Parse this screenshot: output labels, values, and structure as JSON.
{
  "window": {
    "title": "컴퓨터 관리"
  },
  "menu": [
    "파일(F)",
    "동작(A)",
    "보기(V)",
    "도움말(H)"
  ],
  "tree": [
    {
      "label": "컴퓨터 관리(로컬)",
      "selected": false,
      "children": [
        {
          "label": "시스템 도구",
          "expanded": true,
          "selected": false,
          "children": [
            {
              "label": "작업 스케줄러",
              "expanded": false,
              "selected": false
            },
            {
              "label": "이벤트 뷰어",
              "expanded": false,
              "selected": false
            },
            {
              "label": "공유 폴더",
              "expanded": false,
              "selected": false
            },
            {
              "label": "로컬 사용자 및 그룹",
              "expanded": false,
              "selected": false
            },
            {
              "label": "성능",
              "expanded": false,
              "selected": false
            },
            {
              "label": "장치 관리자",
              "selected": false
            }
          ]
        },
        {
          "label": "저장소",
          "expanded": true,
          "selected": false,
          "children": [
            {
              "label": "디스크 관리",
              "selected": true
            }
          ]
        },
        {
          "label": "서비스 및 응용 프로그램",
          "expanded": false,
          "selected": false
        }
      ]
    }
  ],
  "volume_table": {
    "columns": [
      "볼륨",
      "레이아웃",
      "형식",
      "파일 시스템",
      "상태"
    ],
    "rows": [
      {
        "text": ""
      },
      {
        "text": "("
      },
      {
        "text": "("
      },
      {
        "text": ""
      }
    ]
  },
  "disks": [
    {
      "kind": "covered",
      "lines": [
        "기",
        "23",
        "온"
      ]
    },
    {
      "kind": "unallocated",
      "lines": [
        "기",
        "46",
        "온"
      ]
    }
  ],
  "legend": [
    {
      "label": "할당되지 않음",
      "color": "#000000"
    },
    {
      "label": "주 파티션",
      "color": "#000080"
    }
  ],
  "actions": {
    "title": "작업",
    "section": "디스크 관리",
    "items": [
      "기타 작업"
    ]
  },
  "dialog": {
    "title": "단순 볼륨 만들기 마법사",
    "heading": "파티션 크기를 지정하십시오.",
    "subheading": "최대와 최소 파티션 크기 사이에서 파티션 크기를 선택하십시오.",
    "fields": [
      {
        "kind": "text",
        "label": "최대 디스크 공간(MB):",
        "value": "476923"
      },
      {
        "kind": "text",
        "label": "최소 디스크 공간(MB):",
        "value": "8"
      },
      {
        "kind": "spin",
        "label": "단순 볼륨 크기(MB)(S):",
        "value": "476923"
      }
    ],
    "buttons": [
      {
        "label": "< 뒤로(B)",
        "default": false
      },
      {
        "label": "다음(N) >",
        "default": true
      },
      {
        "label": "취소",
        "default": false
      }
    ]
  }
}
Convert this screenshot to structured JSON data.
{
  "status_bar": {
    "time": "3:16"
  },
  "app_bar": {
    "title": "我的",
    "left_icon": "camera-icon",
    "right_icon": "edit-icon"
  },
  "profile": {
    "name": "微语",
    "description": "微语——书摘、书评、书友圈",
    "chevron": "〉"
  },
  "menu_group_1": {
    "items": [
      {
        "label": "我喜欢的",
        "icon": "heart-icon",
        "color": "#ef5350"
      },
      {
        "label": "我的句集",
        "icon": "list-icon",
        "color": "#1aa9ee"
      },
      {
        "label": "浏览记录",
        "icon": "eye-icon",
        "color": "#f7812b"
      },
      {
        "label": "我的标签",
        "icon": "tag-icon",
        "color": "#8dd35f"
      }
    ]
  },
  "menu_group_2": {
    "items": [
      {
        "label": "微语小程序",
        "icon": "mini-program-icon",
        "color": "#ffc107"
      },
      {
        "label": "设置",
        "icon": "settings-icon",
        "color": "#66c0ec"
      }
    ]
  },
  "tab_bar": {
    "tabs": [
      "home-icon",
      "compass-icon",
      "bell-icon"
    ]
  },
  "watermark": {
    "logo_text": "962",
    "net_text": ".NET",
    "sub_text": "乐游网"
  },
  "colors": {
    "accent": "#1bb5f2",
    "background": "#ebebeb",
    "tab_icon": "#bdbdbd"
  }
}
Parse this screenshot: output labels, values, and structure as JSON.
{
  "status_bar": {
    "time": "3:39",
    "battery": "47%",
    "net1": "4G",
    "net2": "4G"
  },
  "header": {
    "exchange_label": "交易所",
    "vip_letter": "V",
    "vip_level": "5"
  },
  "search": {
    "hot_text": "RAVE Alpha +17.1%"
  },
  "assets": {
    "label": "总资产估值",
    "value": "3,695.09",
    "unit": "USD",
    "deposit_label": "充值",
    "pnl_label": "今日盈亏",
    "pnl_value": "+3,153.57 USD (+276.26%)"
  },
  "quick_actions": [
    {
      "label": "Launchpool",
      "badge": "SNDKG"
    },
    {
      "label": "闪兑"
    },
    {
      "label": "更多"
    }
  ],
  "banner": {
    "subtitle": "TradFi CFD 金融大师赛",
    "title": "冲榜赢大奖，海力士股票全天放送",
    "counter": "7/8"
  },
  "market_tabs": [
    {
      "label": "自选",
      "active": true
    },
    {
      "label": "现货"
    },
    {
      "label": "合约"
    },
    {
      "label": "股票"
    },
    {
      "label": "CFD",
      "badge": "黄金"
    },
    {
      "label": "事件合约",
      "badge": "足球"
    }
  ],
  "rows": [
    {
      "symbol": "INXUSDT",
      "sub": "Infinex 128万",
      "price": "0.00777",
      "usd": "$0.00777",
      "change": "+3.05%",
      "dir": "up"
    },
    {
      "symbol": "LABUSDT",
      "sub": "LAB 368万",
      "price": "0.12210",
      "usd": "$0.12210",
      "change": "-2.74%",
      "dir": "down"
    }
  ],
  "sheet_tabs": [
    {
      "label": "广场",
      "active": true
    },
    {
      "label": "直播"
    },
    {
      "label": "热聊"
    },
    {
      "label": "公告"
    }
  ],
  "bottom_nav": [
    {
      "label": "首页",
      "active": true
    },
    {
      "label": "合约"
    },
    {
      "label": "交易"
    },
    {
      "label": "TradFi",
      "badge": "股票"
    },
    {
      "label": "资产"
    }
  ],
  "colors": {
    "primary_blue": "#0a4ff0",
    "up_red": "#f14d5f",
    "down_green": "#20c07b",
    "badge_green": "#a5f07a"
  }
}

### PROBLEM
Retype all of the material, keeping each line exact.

### REPLY
Parse this screenshot: output labels, values, and structure as JSON.
{
  "window": {
    "title": "컴퓨터 관리"
  },
  "menu": [
    "파일(F)",
    "동작(A)",
    "보기(V)",
    "도움말(H)"
  ],
  "tree": [
    {
      "label": "컴퓨터 관리(로컬)",
      "selected": false,
      "children": [
        {
          "label": "시스템 도구",
          "expanded": true,
          "selected": false,
          "children": [
            {
              "label": "작업 스케줄러",
              "expanded": false,
              "selected": false
            },
            {
              "label": "이벤트 뷰어",
              "expanded": false,
              "selected": false
            },
            {
              "label": "공유 폴더",
              "expanded": false,
              "selected": false
            },
            {
              "label": "로컬 사용자 및 그룹",
              "expanded": false,
              "selected": false
            },
            {
              "label": "성능",
              "expanded": false,
              "selected": false
            },
            {
              "label": "장치 관리자",
              "selected": false
            }
          ]
        },
        {
          "label": "저장소",
          "expanded": true,
          "selected": false,
          "children": [
            {
              "label": "디스크 관리",
              "selected": true
            }
          ]
        },
        {
          "label": "서비스 및 응용 프로그램",
          "expanded": false,
          "selected": false
        }
      ]
    }
  ],
  "volume_table": {
    "columns": [
      "볼륨",
      "레이아웃",
      "형식",
      "파일 시스템",
      "상태"
    ],
    "rows": [
      {
        "text": ""
      },
      {
        "text": "("
      },
      {
        "text": "("
      },
      {
        "text": ""
      }
    ]
  },
  "disks": [
    {
      "kind": "covered",
      "lines": [
        "기",
        "23",
        "온"
      ]
    },
    {
      "kind": "unallocated",
      "lines": [
        "기",
        "46",
        "온"
      ]
    }
  ],
  "legend": [
    {
      "label": "할당되지 않음",
      "color": "#000000"
    },
    {
      "label": "주 파티션",
      "color": "#000080"
    }
  ],
  "actions": {
    "title": "작업",
    "section": "디스크 관리",
    "items": [
      "기타 작업"
    ]
  },
  "dialog": {
    "title": "단순 볼륨 만들기 마법사",
    "heading": "파티션 크기를 지정하십시오.",
    "subheading": "최대와 최소 파티션 크기 사이에서 파티션 크기를 선택하십시오.",
    "fields": [
      {
        "kind": "text",
        "label": "최대 디스크 공간(MB):",
        "value": "476923"
      },
      {
        "kind": "text",
        "label": "최소 디스크 공간(MB):",
        "value": "8"
      },
      {
        "kind": "spin",
        "label": "단순 볼륨 크기(MB)(S):",
        "value": "476923"
      }
    ],
    "buttons": [
      {
        "label": "< 뒤로(B)",
        "default": false
      },
      {
        "label": "다음(N) >",
        "default": true
      },
      {
        "label": "취소",
        "default": false
      }
    ]
  }
}
Convert this screenshot to structured JSON data.
{
  "status_bar": {
    "time": "3:16"
  },
  "app_bar": {
    "title": "我的",
    "left_icon": "camera-icon",
    "right_icon": "edit-icon"
  },
  "profile": {
    "name": "微语",
    "description": "微语——书摘、书评、书友圈",
    "chevron": "〉"
  },
  "menu_group_1": {
    "items": [
      {
        "label": "我喜欢的",
        "icon": "heart-icon",
        "color": "#ef5350"
      },
      {
        "label": "我的句集",
        "icon": "list-icon",
        "color": "#1aa9ee"
      },
      {
        "label": "浏览记录",
        "icon": "eye-icon",
        "color": "#f7812b"
      },
      {
        "label": "我的标签",
        "icon": "tag-icon",
        "color": "#8dd35f"
      }
    ]
  },
  "menu_group_2": {
    "items": [
      {
        "label": "微语小程序",
        "icon": "mini-program-icon",
        "color": "#ffc107"
      },
      {
        "label": "设置",
        "icon": "settings-icon",
        "color": "#66c0ec"
      }
    ]
  },
  "tab_bar": {
    "tabs": [
      "home-icon",
      "compass-icon",
      "bell-icon"
    ]
  },
  "watermark": {
    "logo_text": "962",
    "net_text": ".NET",
    "sub_text": "乐游网"
  },
  "colors": {
    "accent": "#1bb5f2",
    "background": "#ebebeb",
    "tab_icon": "#bdbdbd"
  }
}
Parse this screenshot: output labels, values, and structure as JSON.
{
  "status_bar": {
    "time": "3:39",
    "battery": "47%",
    "net1": "4G",
    "net2": "4G"
  },
  "header": {
    "exchange_label": "交易所",
    "vip_letter": "V",
    "vip_level": "5"
  },
  "search": {
    "hot_text": "RAVE Alpha +17.1%"
  },
  "assets": {
    "label": "总资产估值",
    "value": "3,695.09",
    "unit": "USD",
    "deposit_label": "充值",
    "pnl_label": "今日盈亏",
    "pnl_value": "+3,153.57 USD (+276.26%)"
  },
  "quick_actions": [
    {
      "label": "Launchpool",
      "badge": "SNDKG"
    },
    {
      "label": "闪兑"
    },
    {
      "label": "更多"
    }
  ],
  "banner": {
    "subtitle": "TradFi CFD 金融大师赛",
    "title": "冲榜赢大奖，海力士股票全天放送",
    "counter": "7/8"
  },
  "market_tabs": [
    {
      "label": "自选",
      "active": true
    },
    {
      "label": "现货"
    },
    {
      "label": "合约"
    },
    {
      "label": "股票"
    },
    {
      "label": "CFD",
      "badge": "黄金"
    },
    {
      "label": "事件合约",
      "badge": "足球"
    }
  ],
  "rows": [
    {
      "symbol": "INXUSDT",
      "sub": "Infinex 128万",
      "price": "0.00777",
      "usd": "$0.00777",
      "change": "+3.05%",
      "dir": "up"
    },
    {
      "symbol": "LABUSDT",
      "sub": "LAB 368万",
      "price": "0.12210",
      "usd": "$0.12210",
      "change": "-2.74%",
      "dir": "down"
    }
  ],
  "sheet_tabs": [
    {
      "label": "广场",
      "active": true
    },
    {
      "label": "直播"
    },
    {
      "label": "热聊"
    },
    {
      "label": "公告"
    }
  ],
  "bottom_nav": [
    {
      "label": "首页",
      "active": true
    },
    {
      "label": "合约"
    },
    {
      "label": "交易"
    },
    {
      "label": "TradFi",
      "badge": "股票"
    },
    {
      "label": "资产"
    }
  ],
  "colors": {
    "primary_blue": "#0a4ff0",
    "up_red": "#f14d5f",
    "down_green": "#20c07b",
    "badge_green": "#a5f07a"
  }
}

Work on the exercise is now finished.